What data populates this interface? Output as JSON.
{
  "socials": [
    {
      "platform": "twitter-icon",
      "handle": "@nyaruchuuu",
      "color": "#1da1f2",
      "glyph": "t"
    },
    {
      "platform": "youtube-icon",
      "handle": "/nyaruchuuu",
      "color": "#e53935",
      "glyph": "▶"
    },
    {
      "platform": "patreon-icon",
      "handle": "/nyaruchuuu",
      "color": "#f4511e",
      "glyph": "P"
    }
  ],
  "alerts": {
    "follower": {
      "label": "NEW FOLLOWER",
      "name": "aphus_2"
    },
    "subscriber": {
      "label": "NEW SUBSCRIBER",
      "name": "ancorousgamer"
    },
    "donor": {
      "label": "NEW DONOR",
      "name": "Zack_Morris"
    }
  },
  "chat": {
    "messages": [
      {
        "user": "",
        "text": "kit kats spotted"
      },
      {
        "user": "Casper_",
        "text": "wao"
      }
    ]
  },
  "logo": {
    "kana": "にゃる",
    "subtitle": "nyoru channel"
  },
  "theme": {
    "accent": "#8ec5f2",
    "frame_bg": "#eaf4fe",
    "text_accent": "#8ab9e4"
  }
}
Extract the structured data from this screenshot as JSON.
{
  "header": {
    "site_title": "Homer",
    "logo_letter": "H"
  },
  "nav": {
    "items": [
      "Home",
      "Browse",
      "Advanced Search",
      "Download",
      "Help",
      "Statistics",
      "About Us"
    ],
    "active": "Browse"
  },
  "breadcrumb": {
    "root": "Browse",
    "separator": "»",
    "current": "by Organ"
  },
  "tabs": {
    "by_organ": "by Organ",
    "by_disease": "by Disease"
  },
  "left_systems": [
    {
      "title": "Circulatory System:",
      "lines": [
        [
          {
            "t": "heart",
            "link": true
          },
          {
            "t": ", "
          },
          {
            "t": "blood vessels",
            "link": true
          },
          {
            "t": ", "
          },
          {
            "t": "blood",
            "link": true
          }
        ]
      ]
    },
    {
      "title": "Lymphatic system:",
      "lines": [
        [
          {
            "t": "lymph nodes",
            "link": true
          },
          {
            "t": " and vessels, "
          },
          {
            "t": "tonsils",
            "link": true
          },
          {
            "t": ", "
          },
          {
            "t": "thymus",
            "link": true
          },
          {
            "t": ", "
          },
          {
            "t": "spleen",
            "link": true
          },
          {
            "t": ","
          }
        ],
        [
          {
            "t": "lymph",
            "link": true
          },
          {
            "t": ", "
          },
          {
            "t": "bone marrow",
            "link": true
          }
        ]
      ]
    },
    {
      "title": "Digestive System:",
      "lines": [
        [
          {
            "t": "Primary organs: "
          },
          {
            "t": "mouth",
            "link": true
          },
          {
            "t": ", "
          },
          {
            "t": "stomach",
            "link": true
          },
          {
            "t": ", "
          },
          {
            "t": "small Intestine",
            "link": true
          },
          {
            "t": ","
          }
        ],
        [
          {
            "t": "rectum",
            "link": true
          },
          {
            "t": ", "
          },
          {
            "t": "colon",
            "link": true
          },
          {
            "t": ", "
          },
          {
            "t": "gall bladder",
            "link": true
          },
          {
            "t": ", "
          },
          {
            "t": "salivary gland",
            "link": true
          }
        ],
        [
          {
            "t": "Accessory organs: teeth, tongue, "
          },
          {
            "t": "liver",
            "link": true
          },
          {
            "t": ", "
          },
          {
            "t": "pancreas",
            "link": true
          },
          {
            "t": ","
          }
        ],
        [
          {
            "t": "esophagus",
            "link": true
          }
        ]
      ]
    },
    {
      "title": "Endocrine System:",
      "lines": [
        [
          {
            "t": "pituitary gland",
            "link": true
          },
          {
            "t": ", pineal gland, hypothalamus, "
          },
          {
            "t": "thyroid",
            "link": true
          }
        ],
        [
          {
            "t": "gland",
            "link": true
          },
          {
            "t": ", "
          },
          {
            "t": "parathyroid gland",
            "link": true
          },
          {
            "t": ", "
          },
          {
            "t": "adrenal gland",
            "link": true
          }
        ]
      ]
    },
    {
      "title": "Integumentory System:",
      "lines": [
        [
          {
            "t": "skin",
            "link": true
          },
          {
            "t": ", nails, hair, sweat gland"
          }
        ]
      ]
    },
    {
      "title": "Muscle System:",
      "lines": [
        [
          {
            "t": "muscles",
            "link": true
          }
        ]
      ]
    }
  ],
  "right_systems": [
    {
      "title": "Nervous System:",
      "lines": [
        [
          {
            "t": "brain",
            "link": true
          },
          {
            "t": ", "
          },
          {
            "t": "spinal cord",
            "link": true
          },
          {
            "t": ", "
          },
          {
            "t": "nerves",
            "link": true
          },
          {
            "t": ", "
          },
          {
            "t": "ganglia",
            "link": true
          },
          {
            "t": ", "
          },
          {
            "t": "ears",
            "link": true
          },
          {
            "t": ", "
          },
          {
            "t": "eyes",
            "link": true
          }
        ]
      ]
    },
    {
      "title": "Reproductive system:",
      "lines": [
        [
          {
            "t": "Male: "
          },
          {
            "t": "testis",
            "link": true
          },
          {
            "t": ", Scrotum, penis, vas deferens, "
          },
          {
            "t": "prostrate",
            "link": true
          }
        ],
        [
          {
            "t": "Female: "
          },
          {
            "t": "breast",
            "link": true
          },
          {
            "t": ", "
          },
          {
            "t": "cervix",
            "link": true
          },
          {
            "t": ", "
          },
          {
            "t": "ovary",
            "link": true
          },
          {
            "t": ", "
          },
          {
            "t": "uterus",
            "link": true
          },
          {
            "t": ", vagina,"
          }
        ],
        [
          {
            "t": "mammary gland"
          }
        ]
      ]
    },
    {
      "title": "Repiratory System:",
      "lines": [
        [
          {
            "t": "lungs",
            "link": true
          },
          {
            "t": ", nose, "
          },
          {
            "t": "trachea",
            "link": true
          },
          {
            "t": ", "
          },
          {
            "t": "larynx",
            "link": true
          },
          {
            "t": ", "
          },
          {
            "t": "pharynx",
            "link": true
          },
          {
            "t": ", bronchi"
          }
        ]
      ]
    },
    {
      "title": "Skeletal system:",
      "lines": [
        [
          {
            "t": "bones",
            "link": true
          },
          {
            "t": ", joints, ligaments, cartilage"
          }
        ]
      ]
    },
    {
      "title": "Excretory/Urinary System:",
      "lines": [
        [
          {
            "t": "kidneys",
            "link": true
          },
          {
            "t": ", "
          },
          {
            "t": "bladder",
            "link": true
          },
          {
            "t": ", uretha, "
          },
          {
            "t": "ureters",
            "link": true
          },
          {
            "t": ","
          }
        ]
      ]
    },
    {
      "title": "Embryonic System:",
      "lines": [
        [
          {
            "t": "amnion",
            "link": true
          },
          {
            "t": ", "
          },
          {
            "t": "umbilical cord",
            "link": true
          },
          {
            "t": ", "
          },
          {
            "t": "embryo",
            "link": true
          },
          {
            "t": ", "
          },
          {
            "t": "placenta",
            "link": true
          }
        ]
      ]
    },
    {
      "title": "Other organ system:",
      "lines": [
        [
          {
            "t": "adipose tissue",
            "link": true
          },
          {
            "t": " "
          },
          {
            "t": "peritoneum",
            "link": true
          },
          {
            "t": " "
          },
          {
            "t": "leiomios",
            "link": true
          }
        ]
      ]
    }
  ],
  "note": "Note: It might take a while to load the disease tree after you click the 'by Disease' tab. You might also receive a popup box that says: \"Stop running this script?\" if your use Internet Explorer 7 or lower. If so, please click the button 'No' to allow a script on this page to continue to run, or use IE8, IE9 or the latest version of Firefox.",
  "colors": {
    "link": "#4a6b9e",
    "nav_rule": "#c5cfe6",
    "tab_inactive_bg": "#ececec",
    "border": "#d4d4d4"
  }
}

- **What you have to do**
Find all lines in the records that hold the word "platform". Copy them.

- **Your response**
      "platform": "twitter-icon",
      "platform": "youtube-icon",
      "platform": "patreon-icon",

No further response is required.